So, you can see why this was an all-out team effort. It was only the two of us doing our thing here at home on each issue.
In 1994, I started to miniaturize a 6-cylinder, horizontally opposed, dual overhead valves, full-blown (Roots blower), fuel injected, electronic ignition race car engine. I’m still working on it today; albeit progress is really slow now with my breathing malady. Again, I had been putting magazine issues together during the time I was initially working on the engine. One day in 1994, I got a call from an A.J. Mobley, who claimed to be associated with the Indianapolis Motor Speedway. He said he had something I might be interested in, and was willing to trade it for something I had that he wanted—a set of original plans for an Offenhauser 150 engine.

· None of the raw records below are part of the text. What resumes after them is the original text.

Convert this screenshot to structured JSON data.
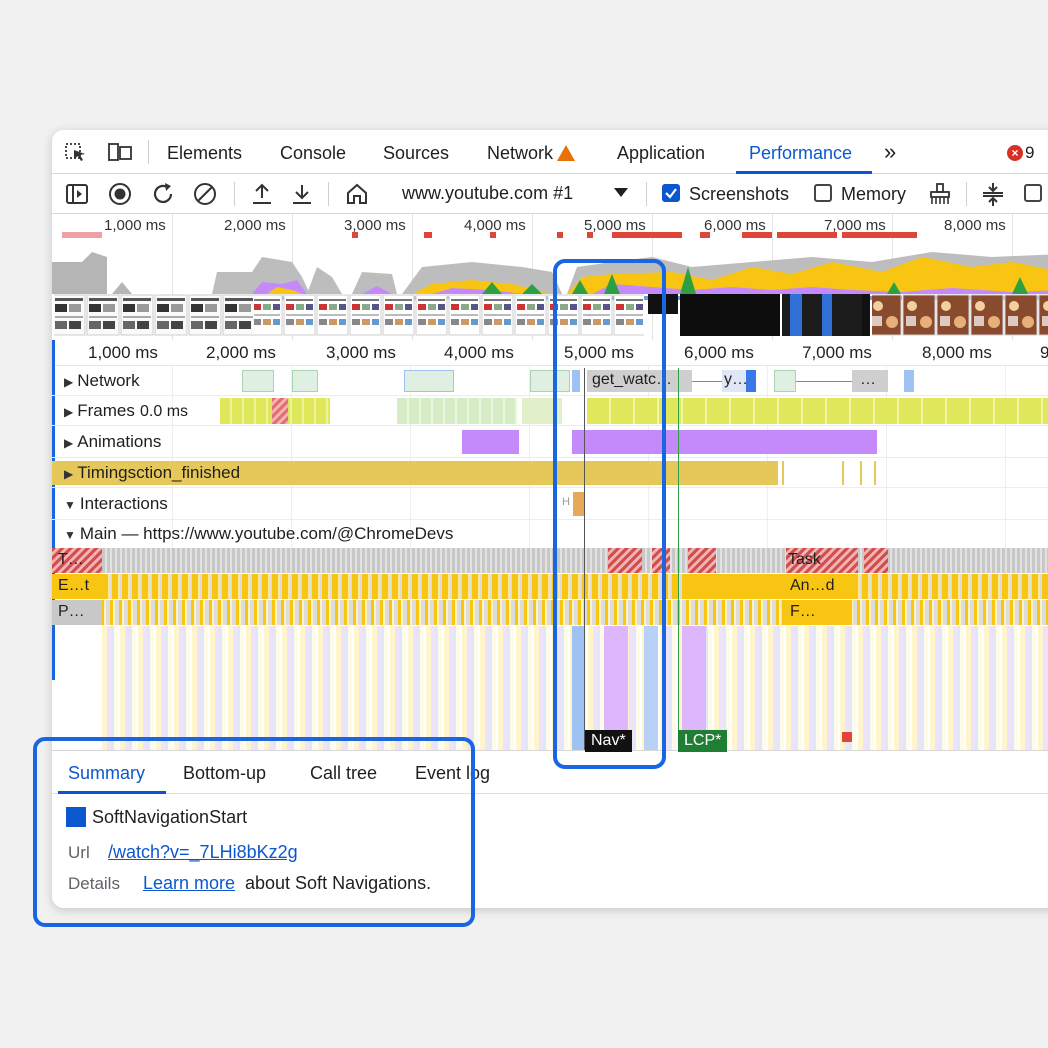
{
  "tabs": {
    "elements": "Elements",
    "console": "Console",
    "sources": "Sources",
    "network": "Network",
    "application": "Application",
    "performance": "Performance",
    "more": "»",
    "error_count": "9"
  },
  "toolbar": {
    "recording_url": "www.youtube.com #1",
    "screenshots_label": "Screenshots",
    "memory_label": "Memory",
    "screenshots_checked": true,
    "memory_checked": false
  },
  "overview_ticks": [
    "1,000 ms",
    "2,000 ms",
    "3,000 ms",
    "4,000 ms",
    "5,000 ms",
    "6,000 ms",
    "7,000 ms",
    "8,000 ms"
  ],
  "ruler_ticks": [
    "1,000 ms",
    "2,000 ms",
    "3,000 ms",
    "4,000 ms",
    "5,000 ms",
    "6,000 ms",
    "7,000 ms",
    "8,000 ms",
    "9"
  ],
  "tracks": {
    "network": "Network",
    "network_request": "get_watc…",
    "network_request2": "y…",
    "network_request3": "…",
    "frames": "Frames",
    "frames_value": "0.0 ms",
    "animations": "Animations",
    "timings": "Timings",
    "timings_overlay": "ction_finished",
    "interactions": "Interactions",
    "interaction_label": "H",
    "main": "Main — https://www.youtube.com/@ChromeDevs"
  },
  "flame": {
    "row1_left": "T…",
    "row1_right": "Task",
    "row2_left": "E…t",
    "row2_right": "An…d",
    "row3_left": "P…",
    "row3_right": "F…",
    "nav_marker": "Nav*",
    "lcp_marker": "LCP*"
  },
  "bottom": {
    "tabs": [
      "Summary",
      "Bottom-up",
      "Call tree",
      "Event log"
    ],
    "event_title": "SoftNavigationStart",
    "url_label": "Url",
    "url_value": "/watch?v=_7LHi8bKz2g",
    "details_label": "Details",
    "details_link": "Learn more",
    "details_text": "about Soft Navigations."
  },
  "colors": {
    "accent": "#0b57d0",
    "highlight": "#1a66e0",
    "scripting": "#f9c513",
    "rendering": "#c58af9",
    "system": "#c8c8c8",
    "frames": "#dfe85a",
    "network": "#cfe8d4",
    "timings": "#e6c75a"
  }
}
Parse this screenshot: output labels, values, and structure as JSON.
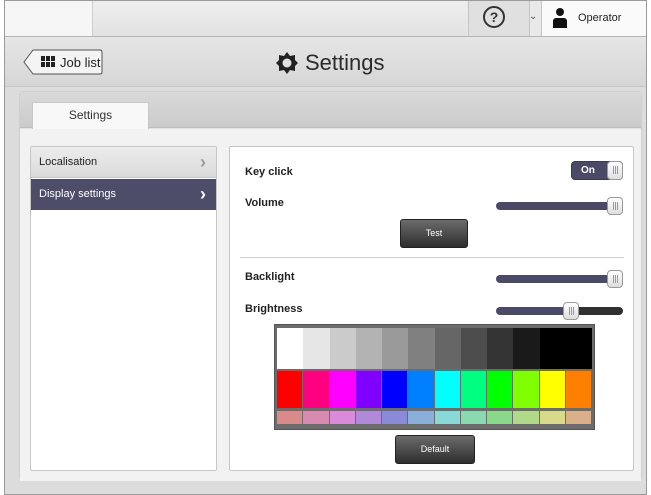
{
  "header": {
    "help_glyph": "?",
    "dropdown_glyph": "⌄",
    "user_name": "Operator"
  },
  "titlebar": {
    "back_label": "Job list",
    "title": "Settings"
  },
  "tabs": [
    {
      "label": "Settings",
      "active": true
    }
  ],
  "menu": {
    "items": [
      {
        "label": "Localisation",
        "selected": false
      },
      {
        "label": "Display settings",
        "selected": true
      }
    ],
    "chevron": "›"
  },
  "settings": {
    "key_click": {
      "label": "Key click",
      "value": "On"
    },
    "volume": {
      "label": "Volume",
      "level": 1.0
    },
    "test_button": "Test",
    "backlight": {
      "label": "Backlight",
      "level": 1.0
    },
    "brightness": {
      "label": "Brightness",
      "level": 0.6
    },
    "default_button": "Default"
  },
  "palette": {
    "grays": [
      "#ffffff",
      "#e6e6e6",
      "#cbcbcb",
      "#b3b3b3",
      "#9a9a9a",
      "#808080",
      "#666666",
      "#4d4d4d",
      "#333333",
      "#1a1a1a",
      "#000000",
      "#000000"
    ],
    "colors": [
      "#ff0000",
      "#ff0080",
      "#ff00ff",
      "#8000ff",
      "#0000ff",
      "#0080ff",
      "#00ffff",
      "#00ff80",
      "#00ff00",
      "#80ff00",
      "#ffff00",
      "#ff8000"
    ],
    "pastels": [
      "#d98a8a",
      "#d98ab0",
      "#d98ad9",
      "#b08ad9",
      "#8a8ad9",
      "#8ab0d9",
      "#8ad9d9",
      "#8ad9b0",
      "#8ad98a",
      "#b0d98a",
      "#d9d98a",
      "#d9b08a"
    ]
  },
  "colors": {
    "accent": "#4d4c69",
    "slider_active": "#4b4a66",
    "slider_inactive": "#303030"
  }
}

What he had to offer was a set of plans for a future engine project, produced by a consortium of engine builders who wanted to bring the Offenhauser name back into competition at the ‘Brickyard’ speedway. Somewhere along the way they ran out of money or enthusiasm, and the project was dropped—but an interesting engine had been designed. His proposition sounded interesting, so we made the trade.
The actual six drawings I ended up getting were of two engine designs, and they were assembly drawings, not construction drawings. The one that I chose turned out to be the engine I described above; a race car engine. I assigned the project the name of OFFYSIX. As far as I can tell, no other real-world prototype had ever been attempted from the mechanical drawings. (I was offered a full set for US $3,500.00, but declined).
While still publishing the magazine full-time, in 1994 I polished my AutoCAD skills by producing 1/4 scale drawings from the set I had received in the trade. During that time, I was also able to produce the crankcase, the cylinder sleeves, engine blocks, a gear box, 13 gears to operate the dual overhead cams, and two oil pressure pumps for OFFYSIX. During our tenure in publishing, based on some of the construction articles we published, I had also built a dynamometer, a crankshaft grinder, and the EDM.
On OFFYSIX, I have had some help of late. A friend in Holland, Hans Mulder, asked if he could produce the cast pistons for me. A friend in Detroit, Bud Kirk, asked if he could produce the connecting rods. (They are beautiful.) Later, he asked to machine the pistons and piston pins. To all these helpers I always say, “Yes. I’ll take help anywhere I can get it.”
That’s where I am today; still working on the project, and hoping I live long enough to finish the engine. I would sorely like to put the engine in a Formula 1 race car, but am having a hard time finding out how those guys build their little beasties. I have bought books, I have searched the internet, but these guys seem to not want things to get out. I don’t care what Formula 1 car it is (as long as it can be configured to accept a flat, six-cylinder engine), I don’t care what year it is, I don’t care who produced it! I just need help in configuring a 1/4-scale Formula 1 race car.
Though best known as a magazine publisher, Robert was also an innovative builder. All of the engines pictured on this page were built by him. These engines are now part of Paul and Paula Knapp’s collection (*DJR), and can be found on display at the Miniature Engineering Craftsmanship Museum. We thank Robert and Frances Washburn for their tireless dedication to Strictly I.C. magazine. Their contributions to the field of miniature internal combustion engine building are immeasurable.